== WHAT YOU WILL DO ==
Repeat every entry word for word. Images do not belong in the copy.

== SUPPLIED RECORDS ==
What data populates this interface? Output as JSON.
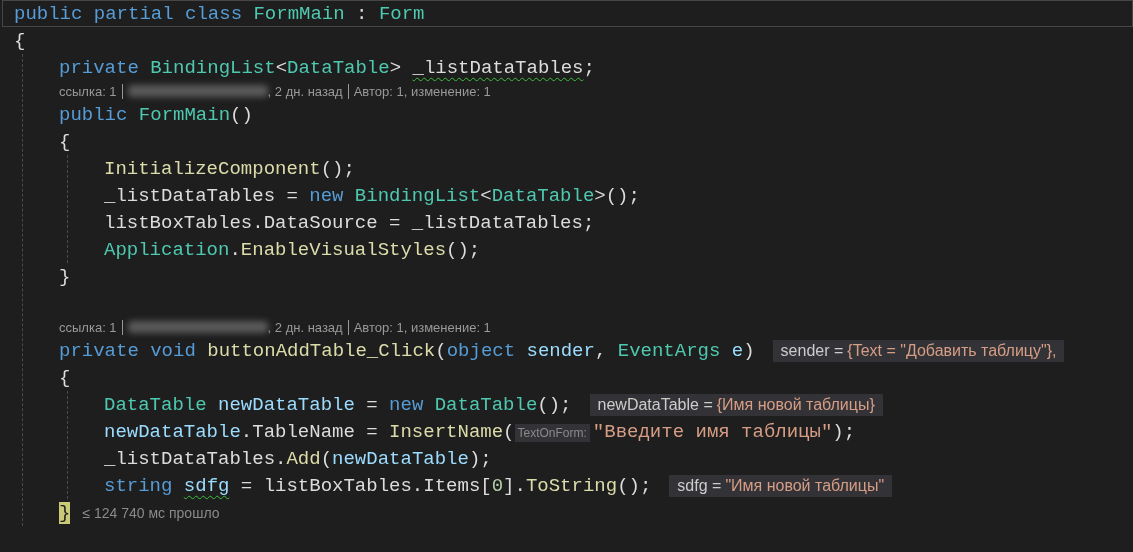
{
  "code_lines": [
    {
      "kind": "code",
      "highlighted": true,
      "tokens": [
        {
          "kind": "keyword",
          "text": "public partial class "
        },
        {
          "kind": "type",
          "text": "FormMain"
        },
        {
          "kind": "plain",
          "text": " : "
        },
        {
          "kind": "type",
          "text": "Form"
        }
      ]
    },
    {
      "kind": "code",
      "tokens": [
        {
          "kind": "plain",
          "text": "{"
        }
      ]
    },
    {
      "kind": "block",
      "children": [
        {
          "kind": "code",
          "tokens": [
            {
              "kind": "keyword",
              "text": "private "
            },
            {
              "kind": "type",
              "text": "BindingList"
            },
            {
              "kind": "plain",
              "text": "<"
            },
            {
              "kind": "type",
              "text": "DataTable"
            },
            {
              "kind": "plain",
              "text": "> "
            },
            {
              "kind": "plain",
              "text": "_listDataTables",
              "squiggle": true
            },
            {
              "kind": "plain",
              "text": ";"
            }
          ]
        },
        {
          "kind": "codelens",
          "references": "ссылка: 1",
          "date": ", 2 дн. назад",
          "authors": "Автор: 1, изменение: 1"
        },
        {
          "kind": "code",
          "tokens": [
            {
              "kind": "keyword",
              "text": "public "
            },
            {
              "kind": "type",
              "text": "FormMain"
            },
            {
              "kind": "plain",
              "text": "()"
            }
          ]
        },
        {
          "kind": "code",
          "tokens": [
            {
              "kind": "plain",
              "text": "{"
            }
          ]
        },
        {
          "kind": "block",
          "children": [
            {
              "kind": "code",
              "tokens": [
                {
                  "kind": "method",
                  "text": "InitializeComponent"
                },
                {
                  "kind": "plain",
                  "text": "();"
                }
              ]
            },
            {
              "kind": "code",
              "tokens": [
                {
                  "kind": "plain",
                  "text": "_listDataTables = "
                },
                {
                  "kind": "keyword",
                  "text": "new "
                },
                {
                  "kind": "type",
                  "text": "BindingList"
                },
                {
                  "kind": "plain",
                  "text": "<"
                },
                {
                  "kind": "type",
                  "text": "DataTable"
                },
                {
                  "kind": "plain",
                  "text": ">();"
                }
              ]
            },
            {
              "kind": "code",
              "tokens": [
                {
                  "kind": "plain",
                  "text": "listBoxTables.DataSource = _listDataTables;"
                }
              ]
            },
            {
              "kind": "code",
              "tokens": [
                {
                  "kind": "type",
                  "text": "Application"
                },
                {
                  "kind": "plain",
                  "text": "."
                },
                {
                  "kind": "method",
                  "text": "EnableVisualStyles"
                },
                {
                  "kind": "plain",
                  "text": "();"
                }
              ]
            }
          ]
        },
        {
          "kind": "code",
          "tokens": [
            {
              "kind": "plain",
              "text": "}"
            }
          ]
        },
        {
          "kind": "blank"
        },
        {
          "kind": "codelens",
          "references": "ссылка: 1",
          "date": ", 2 дн. назад",
          "authors": "Автор: 1, изменение: 1"
        },
        {
          "kind": "code",
          "tokens": [
            {
              "kind": "keyword",
              "text": "private void "
            },
            {
              "kind": "method",
              "text": "buttonAddTable_Click"
            },
            {
              "kind": "plain",
              "text": "("
            },
            {
              "kind": "keyword",
              "text": "object "
            },
            {
              "kind": "variable",
              "text": "sender"
            },
            {
              "kind": "plain",
              "text": ", "
            },
            {
              "kind": "type",
              "text": "EventArgs "
            },
            {
              "kind": "variable",
              "text": "e"
            },
            {
              "kind": "plain",
              "text": ")"
            }
          ],
          "datatip": {
            "name": "sender =",
            "value": "{Text = \"Добавить таблицу\"},"
          }
        },
        {
          "kind": "code",
          "tokens": [
            {
              "kind": "plain",
              "text": "{"
            }
          ]
        },
        {
          "kind": "block",
          "children": [
            {
              "kind": "code",
              "tokens": [
                {
                  "kind": "type",
                  "text": "DataTable "
                },
                {
                  "kind": "variable",
                  "text": "newDataTable"
                },
                {
                  "kind": "plain",
                  "text": " = "
                },
                {
                  "kind": "keyword",
                  "text": "new "
                },
                {
                  "kind": "type",
                  "text": "DataTable"
                },
                {
                  "kind": "plain",
                  "text": "();"
                }
              ],
              "datatip": {
                "name": "newDataTable =",
                "value": "{Имя новой таблицы}"
              }
            },
            {
              "kind": "code",
              "tokens": [
                {
                  "kind": "variable",
                  "text": "newDataTable"
                },
                {
                  "kind": "plain",
                  "text": ".TableName = "
                },
                {
                  "kind": "method",
                  "text": "InsertName"
                },
                {
                  "kind": "plain",
                  "text": "("
                },
                {
                  "kind": "hint",
                  "text": "TextOnForm:"
                },
                {
                  "kind": "string",
                  "text": "\"Введите имя таблицы\""
                },
                {
                  "kind": "plain",
                  "text": ");"
                }
              ]
            },
            {
              "kind": "code",
              "tokens": [
                {
                  "kind": "plain",
                  "text": "_listDataTables."
                },
                {
                  "kind": "method",
                  "text": "Add"
                },
                {
                  "kind": "plain",
                  "text": "("
                },
                {
                  "kind": "variable",
                  "text": "newDataTable"
                },
                {
                  "kind": "plain",
                  "text": ");"
                }
              ]
            },
            {
              "kind": "code",
              "tokens": [
                {
                  "kind": "keyword",
                  "text": "string "
                },
                {
                  "kind": "variable",
                  "text": "sdfg",
                  "squiggle": true
                },
                {
                  "kind": "plain",
                  "text": " = listBoxTables.Items["
                },
                {
                  "kind": "number",
                  "text": "0"
                },
                {
                  "kind": "plain",
                  "text": "]."
                },
                {
                  "kind": "method",
                  "text": "ToString"
                },
                {
                  "kind": "plain",
                  "text": "();"
                }
              ],
              "datatip": {
                "name": "sdfg =",
                "value": "\"Имя новой таблицы\""
              }
            }
          ]
        },
        {
          "kind": "code",
          "tokens": [
            {
              "kind": "plain",
              "text": "}",
              "matched": true
            }
          ],
          "perf_tip": "≤ 124 740 мс прошло"
        }
      ]
    }
  ]
}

== RESULT BELOW ==
What data populates this interface? Output as JSON.
{
  "code_lines": [
    {
      "kind": "code",
      "highlighted": true,
      "tokens": [
        {
          "kind": "keyword",
          "text": "public partial class "
        },
        {
          "kind": "type",
          "text": "FormMain"
        },
        {
          "kind": "plain",
          "text": " : "
        },
        {
          "kind": "type",
          "text": "Form"
        }
      ]
    },
    {
      "kind": "code",
      "tokens": [
        {
          "kind": "plain",
          "text": "{"
        }
      ]
    },
    {
      "kind": "block",
      "children": [
        {
          "kind": "code",
          "tokens": [
            {
              "kind": "keyword",
              "text": "private "
            },
            {
              "kind": "type",
              "text": "BindingList"
            },
            {
              "kind": "plain",
              "text": "<"
            },
            {
              "kind": "type",
              "text": "DataTable"
            },
            {
              "kind": "plain",
              "text": "> "
            },
            {
              "kind": "plain",
              "text": "_listDataTables",
              "squiggle": true
            },
            {
              "kind": "plain",
              "text": ";"
            }
          ]
        },
        {
          "kind": "codelens",
          "references": "ссылка: 1",
          "date": ", 2 дн. назад",
          "authors": "Автор: 1, изменение: 1"
        },
        {
          "kind": "code",
          "tokens": [
            {
              "kind": "keyword",
              "text": "public "
            },
            {
              "kind": "type",
              "text": "FormMain"
            },
            {
              "kind": "plain",
              "text": "()"
            }
          ]
        },
        {
          "kind": "code",
          "tokens": [
            {
              "kind": "plain",
              "text": "{"
            }
          ]
        },
        {
          "kind": "block",
          "children": [
            {
              "kind": "code",
              "tokens": [
                {
                  "kind": "method",
                  "text": "InitializeComponent"
                },
                {
                  "kind": "plain",
                  "text": "();"
                }
              ]
            },
            {
              "kind": "code",
              "tokens": [
                {
                  "kind": "plain",
                  "text": "_listDataTables = "
                },
                {
                  "kind": "keyword",
                  "text": "new "
                },
                {
                  "kind": "type",
                  "text": "BindingList"
                },
                {
                  "kind": "plain",
                  "text": "<"
                },
                {
                  "kind": "type",
                  "text": "DataTable"
                },
                {
                  "kind": "plain",
                  "text": ">();"
                }
              ]
            },
            {
              "kind": "code",
              "tokens": [
                {
                  "kind": "plain",
                  "text": "listBoxTables.DataSource = _listDataTables;"
                }
              ]
            },
            {
              "kind": "code",
              "tokens": [
                {
                  "kind": "type",
                  "text": "Application"
                },
                {
                  "kind": "plain",
                  "text": "."
                },
                {
                  "kind": "method",
                  "text": "EnableVisualStyles"
                },
                {
                  "kind": "plain",
                  "text": "();"
                }
              ]
            }
          ]
        },
        {
          "kind": "code",
          "tokens": [
            {
              "kind": "plain",
              "text": "}"
            }
          ]
        },
        {
          "kind": "blank"
        },
        {
          "kind": "codelens",
          "references": "ссылка: 1",
          "date": ", 2 дн. назад",
          "authors": "Автор: 1, изменение: 1"
        },
        {
          "kind": "code",
          "tokens": [
            {
              "kind": "keyword",
              "text": "private void "
            },
            {
              "kind": "method",
              "text": "buttonAddTable_Click"
            },
            {
              "kind": "plain",
              "text": "("
            },
            {
              "kind": "keyword",
              "text": "object "
            },
            {
              "kind": "variable",
              "text": "sender"
            },
            {
              "kind": "plain",
              "text": ", "
            },
            {
              "kind": "type",
              "text": "EventArgs "
            },
            {
              "kind": "variable",
              "text": "e"
            },
            {
              "kind": "plain",
              "text": ")"
            }
          ],
          "datatip": {
            "name": "sender =",
            "value": "{Text = \"Добавить таблицу\"},"
          }
        },
        {
          "kind": "code",
          "tokens": [
            {
              "kind": "plain",
              "text": "{"
            }
          ]
        },
        {
          "kind": "block",
          "children": [
            {
              "kind": "code",
              "tokens": [
                {
                  "kind": "type",
                  "text": "DataTable "
                },
                {
                  "kind": "variable",
                  "text": "newDataTable"
                },
                {
                  "kind": "plain",
                  "text": " = "
                },
                {
                  "kind": "keyword",
                  "text": "new "
                },
                {
                  "kind": "type",
                  "text": "DataTable"
                },
                {
                  "kind": "plain",
                  "text": "();"
                }
              ],
              "datatip": {
                "name": "newDataTable =",
                "value": "{Имя новой таблицы}"
              }
            },
            {
              "kind": "code",
              "tokens": [
                {
                  "kind": "variable",
                  "text": "newDataTable"
                },
                {
                  "kind": "plain",
                  "text": ".TableName = "
                },
                {
                  "kind": "method",
                  "text": "InsertName"
                },
                {
                  "kind": "plain",
                  "text": "("
                },
                {
                  "kind": "hint",
                  "text": "TextOnForm:"
                },
                {
                  "kind": "string",
                  "text": "\"Введите имя таблицы\""
                },
                {
                  "kind": "plain",
                  "text": ");"
                }
              ]
            },
            {
              "kind": "code",
              "tokens": [
                {
                  "kind": "plain",
                  "text": "_listDataTables."
                },
                {
                  "kind": "method",
                  "text": "Add"
                },
                {
                  "kind": "plain",
                  "text": "("
                },
                {
                  "kind": "variable",
                  "text": "newDataTable"
                },
                {
                  "kind": "plain",
                  "text": ");"
                }
              ]
            },
            {
              "kind": "code",
              "tokens": [
                {
                  "kind": "keyword",
                  "text": "string "
                },
                {
                  "kind": "variable",
                  "text": "sdfg",
                  "squiggle": true
                },
                {
                  "kind": "plain",
                  "text": " = listBoxTables.Items["
                },
                {
                  "kind": "number",
                  "text": "0"
                },
                {
                  "kind": "plain",
                  "text": "]."
                },
                {
                  "kind": "method",
                  "text": "ToString"
                },
                {
                  "kind": "plain",
                  "text": "();"
                }
              ],
              "datatip": {
                "name": "sdfg =",
                "value": "\"Имя новой таблицы\""
              }
            }
          ]
        },
        {
          "kind": "code",
          "tokens": [
            {
              "kind": "plain",
              "text": "}",
              "matched": true
            }
          ],
          "perf_tip": "≤ 124 740 мс прошло"
        }
      ]
    }
  ]
}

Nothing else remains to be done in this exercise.